Taipei has rejected Beijing's offer of talks, saying Taiwan cannot accept China's condition that it first recognize the principle of "one China." The offer came after visits by Taiwanese political opposition leaders to the mainland.
In a statement Friday, Taiwan's government accused China of trying to manipulate relations between the two through negotiations with Taiwan's opposition. The statement said such issues can only be discussed through official channels, and not between individual political personalities.
China has deepened contacts with Taiwan's opposition leaders in the last two weeks. On Thursday, James Soong, head of the Taiwan People First Party, met in Beijing with Chinese President Hu Jintao. In a joint communiqué, they agreed to a new "two sides, one China" formula as the basis for talks about such issues as trade and direct flights across the Taiwan Strait.

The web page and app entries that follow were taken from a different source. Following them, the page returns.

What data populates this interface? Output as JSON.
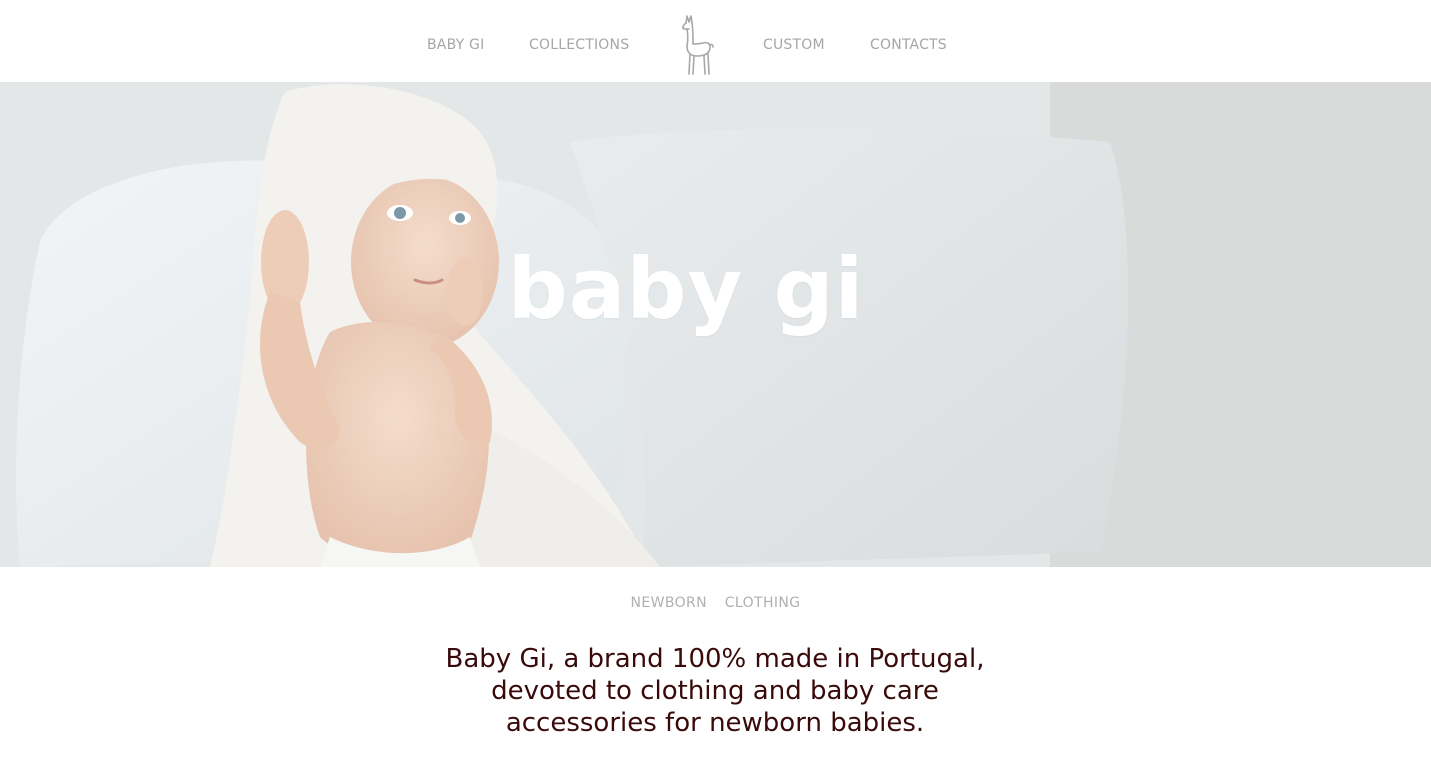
{
  "nav": {
    "items": [
      {
        "label": "BABY GI"
      },
      {
        "label": "COLLECTIONS"
      },
      {
        "label": "CUSTOM"
      },
      {
        "label": "CONTACTS"
      }
    ],
    "logo_icon": "llama-icon"
  },
  "hero": {
    "title": "baby gi",
    "image": "baby-in-hooded-towel-photo"
  },
  "section": {
    "subtitle": "NEWBORN  CLOTHING",
    "intro_lines": [
      "Baby Gi, a brand 100% made in Portugal,",
      "devoted to clothing and baby care",
      "accessories for newborn babies."
    ]
  },
  "colors": {
    "nav_text": "#a6a6a6",
    "intro_text": "#3a0a0a",
    "hero_title": "#ffffff"
  }
}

Taiwan has been self-governed since 1949 and claims to be a sovereign state, but President Chen Shui-bian has stopped short of declaring formal independence. China claims the island as part of its territory and says the two sides must be reunited, by force if necessary. The United States has warned both sides against making any unilateral change in the status quo.
In an interview with Taiwanese television late Thursday, President Chen scoffed at Beijing's conditions for talks.
"We need to accept the one-China policy, we need to accept the 1992 consensus and oppose Taiwan's independence, [and] only then we are allowed for talks," he said. "Seriously, why would we want to go?"
David Huang, vice-chairman of Taiwan's Mainland Affairs Council, says developments in recent months such as direct flights during the Chinese New Year show that the two sides can cooperate even if Taiwan continues to maintain that it is a sovereign state.
"We don't see why we cannot negotiate on any of the substantive issues with China, even though we consistently reject the 'one China' principle," he said.
At the end of Mr. Soong's visit Friday, China said it would ease employment restrictions on Taiwanese residents on the mainland, simplify travel procedures and reduce tuition for Taiwanese students wishing to study there. Earlier this month, China also offered economic concessions and a pair of giant pandas to Taiwan following the visit of Nationalist Party chief Lien Chan.
The landmark visits by the Taiwan opposition have drawn mixed reactions back home. On Saturday, the island will have the first chance to see how they have affected President Chen's political agenda.
Taiwan voters will elect delegates to a special National Assembly, which will consider a package of proposed amendments to the island's constitution.
These include halving the number of seats in parliament, extending the terms of lawmakers, changing the way lawmakers are elected and using referendums to deal with future constitutional changes.
China fears President Chen will use such referendums to push forward his pro-independence agenda.